Jump Forward

When I was going through my Brain Based Coaching training some eight years ago, I remember a tool we used called 10:10:10. This is a concept developed by Suzy Welch for decision making. “Here’s how it works. Every time I find myself in a situation where there appears to be no solution that will make everyone happy, I ask myself three questions: What are the consequences of my decision in 10 minutes? In 10 months? And in 10 years?” So, if staying late to complete a project for your boss means missing your child’s play at school using the 10:10:10 process there may be a happy boss and perhaps a more resilient child. As Ryan Holiday wrote, “The loss of a loved one, a breakup, some public embarrassment… In five years, are you still going to be mortified, or are you still going to be wracked with grief? Probably not. That’s not saying that you won’t feel bad, but you’re not going to feel as terrible as you do now. So, why are you punishing yourself?” I’ve been thinking about selling my house for the last year or so. I remember selling my house some 18 years ago in California. I thought, at the time, I will never live like this again. It was true, not because my current situation is worse, it’s just different and I never would have imagined how terrific things are right now. Maybe the future is so much better than you think. Amor Fati.

Embrace the Challenge

When my ex-husband left me hanging after my home was flooded by Hurricane Matthew, I was devastated. And then? I decided that this was a challenge. I was going to get the home repaired, fix my devastated finances and create a space of tranquility and comfort. I had an endless punch list and day-by-day, week-by-week, month-by-month, I took it on and conquered it all. I would not succumb regardless of my lack of knowledge of plumbing, HVAC or foreclosure. In retrospect, the challenge of overcoming all the obstacles was the best part. I didn’t want to go through it, but now that I have, I am so glad I did. As Holiday wrote, “It’s like in a game, right? Let’s say I throw you into a football game. If you stop and spend all your time arguing over the rules, you’re never going play. Maybe it doesn’t make sense that the overtime rules are this way or that quarterbacks get special protection, or this or that, right? There are all these different rules that make no sense that are arbitrarily how the game has developed since its inception. The Stoics are asking you in some ways to accept the arbitrary rules. Then they’re saying you play the game with everything you’ve got.” Play the game and embrace the challenge. Amor Fati.

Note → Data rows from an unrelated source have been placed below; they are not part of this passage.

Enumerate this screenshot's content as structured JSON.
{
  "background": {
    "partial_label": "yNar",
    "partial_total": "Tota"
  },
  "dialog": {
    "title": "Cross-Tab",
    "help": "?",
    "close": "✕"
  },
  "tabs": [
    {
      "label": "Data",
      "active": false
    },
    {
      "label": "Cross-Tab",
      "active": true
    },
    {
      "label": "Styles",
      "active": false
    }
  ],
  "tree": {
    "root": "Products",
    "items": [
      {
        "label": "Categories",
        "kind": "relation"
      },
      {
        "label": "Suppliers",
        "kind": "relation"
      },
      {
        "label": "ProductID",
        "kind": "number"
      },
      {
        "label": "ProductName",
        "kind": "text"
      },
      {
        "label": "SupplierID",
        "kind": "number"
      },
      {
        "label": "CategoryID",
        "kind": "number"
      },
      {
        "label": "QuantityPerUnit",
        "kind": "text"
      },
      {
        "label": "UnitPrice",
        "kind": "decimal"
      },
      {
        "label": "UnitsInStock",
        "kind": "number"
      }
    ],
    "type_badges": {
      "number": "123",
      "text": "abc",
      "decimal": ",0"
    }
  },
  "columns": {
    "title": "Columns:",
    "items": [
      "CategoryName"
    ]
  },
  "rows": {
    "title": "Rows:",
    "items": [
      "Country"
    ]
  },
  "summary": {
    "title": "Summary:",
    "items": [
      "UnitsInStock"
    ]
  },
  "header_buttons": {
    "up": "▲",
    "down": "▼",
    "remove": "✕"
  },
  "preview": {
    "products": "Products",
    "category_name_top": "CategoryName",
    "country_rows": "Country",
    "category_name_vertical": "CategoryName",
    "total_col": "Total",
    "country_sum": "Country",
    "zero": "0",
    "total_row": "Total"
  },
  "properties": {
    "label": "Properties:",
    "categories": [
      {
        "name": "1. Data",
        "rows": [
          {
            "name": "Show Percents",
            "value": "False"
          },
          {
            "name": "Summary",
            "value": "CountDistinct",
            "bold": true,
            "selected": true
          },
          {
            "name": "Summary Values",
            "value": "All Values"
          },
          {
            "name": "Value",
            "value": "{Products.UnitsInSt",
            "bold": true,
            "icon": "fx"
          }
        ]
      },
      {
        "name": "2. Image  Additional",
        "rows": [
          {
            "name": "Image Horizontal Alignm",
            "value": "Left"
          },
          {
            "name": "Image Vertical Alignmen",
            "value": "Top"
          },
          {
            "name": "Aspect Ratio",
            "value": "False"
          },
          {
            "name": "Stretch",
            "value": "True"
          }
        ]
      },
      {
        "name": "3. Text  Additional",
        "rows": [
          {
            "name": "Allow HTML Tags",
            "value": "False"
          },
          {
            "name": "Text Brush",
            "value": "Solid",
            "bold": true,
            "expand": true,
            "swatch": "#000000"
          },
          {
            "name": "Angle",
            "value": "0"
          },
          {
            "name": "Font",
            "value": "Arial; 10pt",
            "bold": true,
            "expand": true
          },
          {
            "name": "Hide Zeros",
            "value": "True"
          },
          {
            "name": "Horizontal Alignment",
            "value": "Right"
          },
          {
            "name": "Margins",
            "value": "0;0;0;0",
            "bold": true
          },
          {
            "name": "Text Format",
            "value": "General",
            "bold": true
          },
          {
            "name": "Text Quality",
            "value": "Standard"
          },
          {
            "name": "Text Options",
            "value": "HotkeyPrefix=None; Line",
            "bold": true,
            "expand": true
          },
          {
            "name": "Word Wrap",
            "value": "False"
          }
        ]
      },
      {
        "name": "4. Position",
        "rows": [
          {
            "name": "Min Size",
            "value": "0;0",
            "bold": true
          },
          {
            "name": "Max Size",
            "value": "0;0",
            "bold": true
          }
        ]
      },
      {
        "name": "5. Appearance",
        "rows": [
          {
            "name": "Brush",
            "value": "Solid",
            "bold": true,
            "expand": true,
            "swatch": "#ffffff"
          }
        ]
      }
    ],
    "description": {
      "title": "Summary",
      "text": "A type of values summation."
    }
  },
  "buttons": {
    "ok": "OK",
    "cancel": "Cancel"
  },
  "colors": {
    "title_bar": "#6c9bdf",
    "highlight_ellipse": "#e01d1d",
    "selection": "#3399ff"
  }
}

Amor means love. It’s not just about accepting the suffering or fate; it’s about loving it. I think about this a lot as I sort through the aftermath of my divorce. I am grateful for the process, for each and every decision, good or bad, for the pain and the release, for the deception and the triumph. I would not be where I am now without the journey, without the emotional bruises, without the struggle. I am so grateful to be the woman I have become. Sober, independent, present and courageous. I do a loving kindness meditation every morning. I wish happiness, peace, health and living with ease to everyone in my family, my boyfriend, my sick cousin, my enemies and, lastly, my ex-husband. I imagine embracing each one. I love them all for what they have brought to my life and love the hand I have been dealt. I am most grateful for my ex-husband leaving me to live my life to the fullest. Amor Fati.

It’s all about reframing the journey. Instead of dreading the court date, looking forward to and loving what fate has in store for me. I think a lot about, “Hmm, I wonder what exciting twist will occur?” or “What does the universe have planned for me now?” I’m not sure where I will be in 5 or 10 years but I know the journey will be exciting. Amor Fati.